Extrication for the EMT?
David Pease, Carolina Fire/Rescue/EMS Journal
I hope everyone’s summer went well. You know we tend to do less training in the summer, due to the heat, vacations and other family things. Now that fall and winter are here, our training will probably pick up some, as it should. Of course, when you read this, we will be into or finishing the holidays and the winter months will be upon us. You want to be prepared for the season as vehicle crashes tend to pick up during this time. We see more increment weather along with the increase of intoxicated drivers. You need to be safe out there as well.
I have taught EMT and paramedic classes for quite awhile. Now I am taking an EMT refresher class, because I got busy and let my CE hours slip up on me. The ironic thing is, our lead Instructor was a student in a class I helped teach a while back. The Instructor has now become the student, and the student the Instructor. Although even as an Instructor, I am always learning from my students. Oh, and by the way, my EMT Instructor is actually doing a pretty good job, which says a lot coming from an old critical rascal like myself.

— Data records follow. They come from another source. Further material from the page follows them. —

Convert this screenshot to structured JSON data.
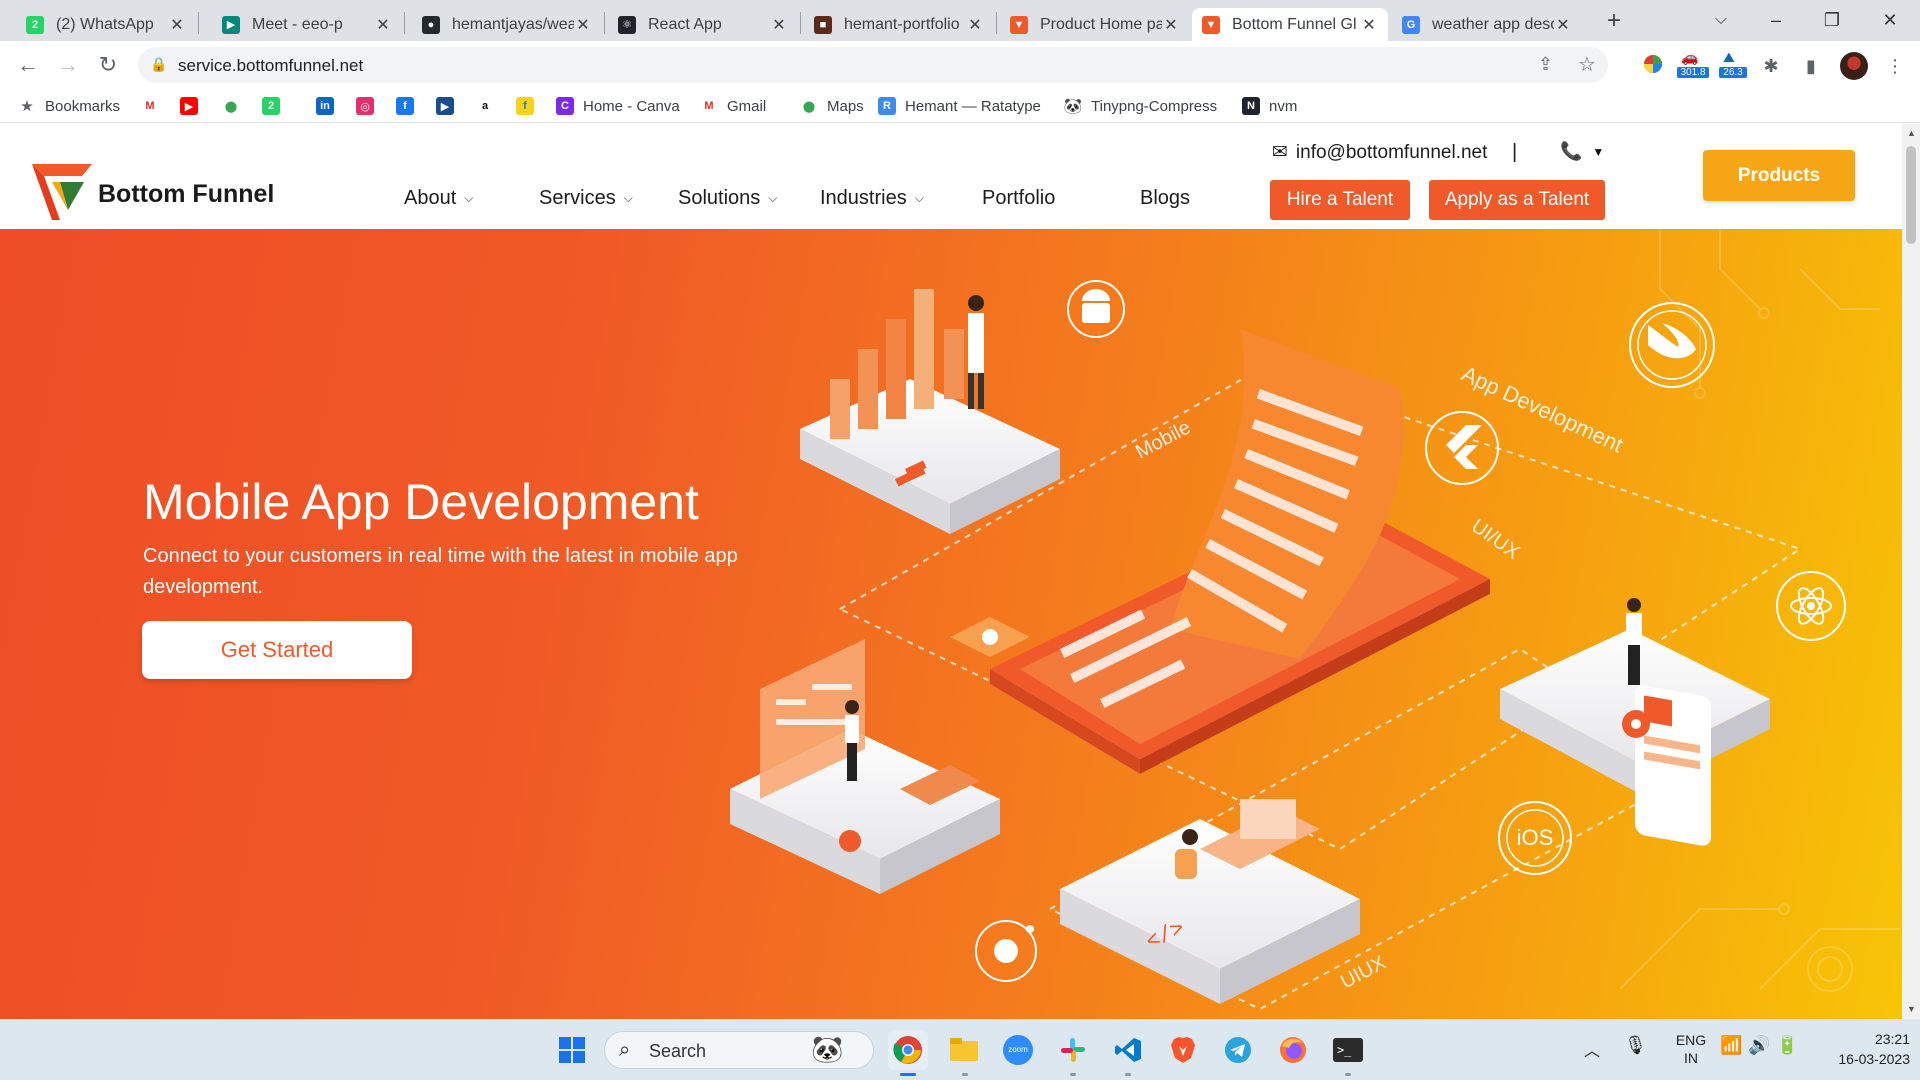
{
  "browser": {
    "tabs": [
      {
        "label": "(2) WhatsApp",
        "icon": "whatsapp-icon",
        "color": "#25d366"
      },
      {
        "label": "Meet - eeo-p",
        "icon": "google-meet-icon",
        "color": "#00897b"
      },
      {
        "label": "hemantjayas/wea",
        "icon": "github-icon",
        "color": "#24292e"
      },
      {
        "label": "React App",
        "icon": "react-icon",
        "color": "#20232a"
      },
      {
        "label": "hemant-portfolio",
        "icon": "portfolio-icon",
        "color": "#5a2a1a"
      },
      {
        "label": "Product Home pa",
        "icon": "bottom-funnel-icon",
        "color": "#f05a2b"
      },
      {
        "label": "Bottom Funnel Gl",
        "icon": "bottom-funnel-icon",
        "color": "#f05a2b",
        "active": true
      },
      {
        "label": "weather app desc",
        "icon": "google-icon",
        "color": "#4285f4"
      }
    ],
    "url": "service.bottomfunnel.net",
    "extension_badges": [
      "301.8",
      "26.3"
    ]
  },
  "bookmarks": {
    "items": [
      {
        "label": "Bookmarks",
        "icon": "star-icon"
      },
      {
        "label": "",
        "icon": "gmail-icon"
      },
      {
        "label": "",
        "icon": "youtube-icon"
      },
      {
        "label": "",
        "icon": "maps-icon"
      },
      {
        "label": "",
        "icon": "whatsapp-icon"
      },
      {
        "label": "",
        "icon": "linkedin-icon"
      },
      {
        "label": "",
        "icon": "instagram-icon"
      },
      {
        "label": "",
        "icon": "facebook-icon"
      },
      {
        "label": "",
        "icon": "play-icon"
      },
      {
        "label": "",
        "icon": "amazon-icon"
      },
      {
        "label": "",
        "icon": "flipkart-icon"
      },
      {
        "label": "Home - Canva",
        "icon": "canva-icon"
      },
      {
        "label": "Gmail",
        "icon": "gmail-icon"
      },
      {
        "label": "Maps",
        "icon": "maps-icon"
      },
      {
        "label": "Hemant — Ratatype",
        "icon": "ratatype-icon"
      },
      {
        "label": "Tinypng-Compress",
        "icon": "panda-icon"
      },
      {
        "label": "nvm",
        "icon": "nvm-icon"
      }
    ]
  },
  "site": {
    "brand": "Bottom Funnel",
    "email": "info@bottomfunnel.net",
    "divider": "|",
    "nav": [
      {
        "label": "About",
        "dropdown": true
      },
      {
        "label": "Services",
        "dropdown": true
      },
      {
        "label": "Solutions",
        "dropdown": true
      },
      {
        "label": "Industries",
        "dropdown": true
      },
      {
        "label": "Portfolio",
        "dropdown": false
      },
      {
        "label": "Blogs",
        "dropdown": false
      }
    ],
    "hire_button": "Hire a Talent",
    "apply_button": "Apply as a Talent",
    "products_button": "Products",
    "colors": {
      "accent": "#f05a2b",
      "products": "#f7a716"
    }
  },
  "hero": {
    "title": "Mobile App Development",
    "subtitle": "Connect to your customers in real time with the latest in mobile app development.",
    "cta": "Get Started",
    "illustration_labels": {
      "mobile": "Mobile",
      "app_dev": "App Development",
      "uiux_top": "UI/UX",
      "flutter": "Flutter",
      "uiux_bottom": "UIUX",
      "ios": "iOS"
    }
  },
  "taskbar": {
    "search_placeholder": "Search",
    "lang": "ENG",
    "region": "IN",
    "time": "23:21",
    "date": "16-03-2023"
  }
}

When I was teaching EMT some years back, we dedicated an entire day to vehicle extrication. I also did a 12 hour block in the paramedic curriculum on vehicle extrication. But now, over the past few years, this has pretty much been removed from the course outline. I do realize that some schools and Instructors still teach some of this, but it is not really required any longer. My question is, should it be? My personal feelings on this matter, yes it should. Now, I am going to explain to you why I think so.
When we take our EMT class we spend an entire chapter on the human body along with terminology. When we are certified and begin working in the field, we use only a small portion of what we learned. However, it gives us the ground work for a lot of the assessments and treatments that we perform. So having this background knowledge is essential in what we do as an EMT. As an EMT, you will perform lifesaving functions at vehicle crash scenes and assess many patients over your career. Having some basic extrication knowledge will make you better at this and help you make better decisions at the scene. Most importantly, it will help you work better with the team performing the extrication and have a better understanding of what they are doing and why.
First, the EMT needs to understand the basic types of crashes and the anatomy of a vehicle. Understanding how a vehicle is constructed and especially newer vehicles, could help save your life and prevent injury to the rescuers, or further injury to your patient. With new technologies of today, we are dealing with a multitude of airbags in a single vehicle and they all do not deploy utilizing power from the battery system. We also have seatbelt pre-tensioners that can utilize pyrotechnic devices. Having a better knowledge of this could help you and your patient.